Sue the T-Rex Makes Way for World’s Largest Discovered Dino
Sue the Tyrannosaurus Rex has been an iconic artifact at Chicago’s Field Museum for 18 years. Displayed on the main floor of the building, Sue stands 13-feet tall at the hip, according to The Field Museum’s website.
Having started her dismantling on Monday, February 5, Sue is moving from her home in Stanley Field Hall to be relocated to The Griffin Halls of Evolving Planet floor.
Her move is a result of the museum acquiring the world’s largest discovered dinosaur that will be assembled and taking her place in the Stanley Field Hall. To put into perspective the new dinosaurs size, Sue measured to be 40.5 feet long from snout to tail and the newest dinosaur, a titanosaur, stretches 122 feet long. To imagine it’s enormous size, 122 feet is longer than two accordion CTA buses from end-to-end.
(Photo courtesy of wikipedia.com)
Sue was discovered by paleontologist Sue Hendrickson, who from which the t-rex got her name, in 1990. The dinosaur is the largest, most extensive and best preserved Tyrannosaurus rex ever found with over 90% of its bones being recovered. The fossil was auctioned off in 1997 and bought by The Field Museum for $7.6 million. This is the highest amount ever paid for a dinosaur fossil, according to Steve Fiffer.
It officially went on display in 2000 with over 10,000 visitors admiring the fossil at its opening. Over the past 18 years, hundreds of thousands of museum goers have seen Sue stand tall on the main floor of the Field Museum.
The new dinosaur found is a titanosaur that was found in Argentina. This dinosaur may be new to the museum, but is believed to be 102 million years old. The move is being made possible by a $16.5 million gift from Ken Griffin, the richest man in Illinois, according to The Chicago Sun Times. The monetary gift came from his charitable fund, “one of the largest private contributions ever to a Chicago museum,” according to a Field news release.
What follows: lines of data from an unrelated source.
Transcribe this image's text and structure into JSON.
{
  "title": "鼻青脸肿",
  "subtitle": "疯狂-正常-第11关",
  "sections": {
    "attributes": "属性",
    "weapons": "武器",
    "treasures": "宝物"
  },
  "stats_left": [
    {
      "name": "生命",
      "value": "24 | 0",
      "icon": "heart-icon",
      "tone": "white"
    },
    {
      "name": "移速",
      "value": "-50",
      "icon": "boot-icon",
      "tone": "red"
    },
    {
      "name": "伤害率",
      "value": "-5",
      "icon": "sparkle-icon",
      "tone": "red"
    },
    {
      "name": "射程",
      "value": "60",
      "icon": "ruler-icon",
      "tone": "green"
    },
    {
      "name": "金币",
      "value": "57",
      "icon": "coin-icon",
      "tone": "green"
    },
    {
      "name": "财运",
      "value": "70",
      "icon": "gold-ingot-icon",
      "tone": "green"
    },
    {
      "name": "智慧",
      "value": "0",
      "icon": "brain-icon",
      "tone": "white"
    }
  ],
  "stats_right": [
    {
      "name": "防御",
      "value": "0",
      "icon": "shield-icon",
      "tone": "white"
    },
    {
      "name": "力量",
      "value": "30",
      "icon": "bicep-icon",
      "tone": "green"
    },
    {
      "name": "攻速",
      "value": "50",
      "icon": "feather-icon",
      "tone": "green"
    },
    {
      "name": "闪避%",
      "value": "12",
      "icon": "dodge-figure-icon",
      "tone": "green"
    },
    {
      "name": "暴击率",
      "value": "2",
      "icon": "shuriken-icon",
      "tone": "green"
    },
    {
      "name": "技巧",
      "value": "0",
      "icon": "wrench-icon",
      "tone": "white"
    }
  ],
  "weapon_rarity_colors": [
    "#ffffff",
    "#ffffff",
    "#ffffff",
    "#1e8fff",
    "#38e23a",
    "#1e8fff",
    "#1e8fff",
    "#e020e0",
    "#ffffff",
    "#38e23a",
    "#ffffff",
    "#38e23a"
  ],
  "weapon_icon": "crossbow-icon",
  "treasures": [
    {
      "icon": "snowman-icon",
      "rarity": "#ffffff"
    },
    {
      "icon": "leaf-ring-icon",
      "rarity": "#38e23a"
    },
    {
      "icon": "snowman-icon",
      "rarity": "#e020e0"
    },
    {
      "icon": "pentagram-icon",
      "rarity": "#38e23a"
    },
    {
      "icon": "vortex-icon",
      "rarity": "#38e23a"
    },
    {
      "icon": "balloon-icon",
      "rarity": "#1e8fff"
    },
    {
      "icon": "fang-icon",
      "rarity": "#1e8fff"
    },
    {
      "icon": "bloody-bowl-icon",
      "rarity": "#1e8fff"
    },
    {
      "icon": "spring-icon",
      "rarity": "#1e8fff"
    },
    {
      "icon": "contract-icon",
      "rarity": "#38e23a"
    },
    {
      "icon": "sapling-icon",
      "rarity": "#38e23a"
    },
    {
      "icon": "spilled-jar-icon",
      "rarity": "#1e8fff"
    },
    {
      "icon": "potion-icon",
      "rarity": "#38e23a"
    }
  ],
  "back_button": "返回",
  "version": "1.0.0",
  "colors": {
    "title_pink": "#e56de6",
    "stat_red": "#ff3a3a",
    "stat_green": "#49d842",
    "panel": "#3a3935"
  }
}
The Field Museum will be offering free admission to Illinois residents throughout the entire month of February, allowing museum goers to see the dismantling of Sue publically. If you want to stay updated with Sue’s whereabouts, you can follow her on Twitter @SUETheTrex or follow the hashtag #SUEOnTheMove.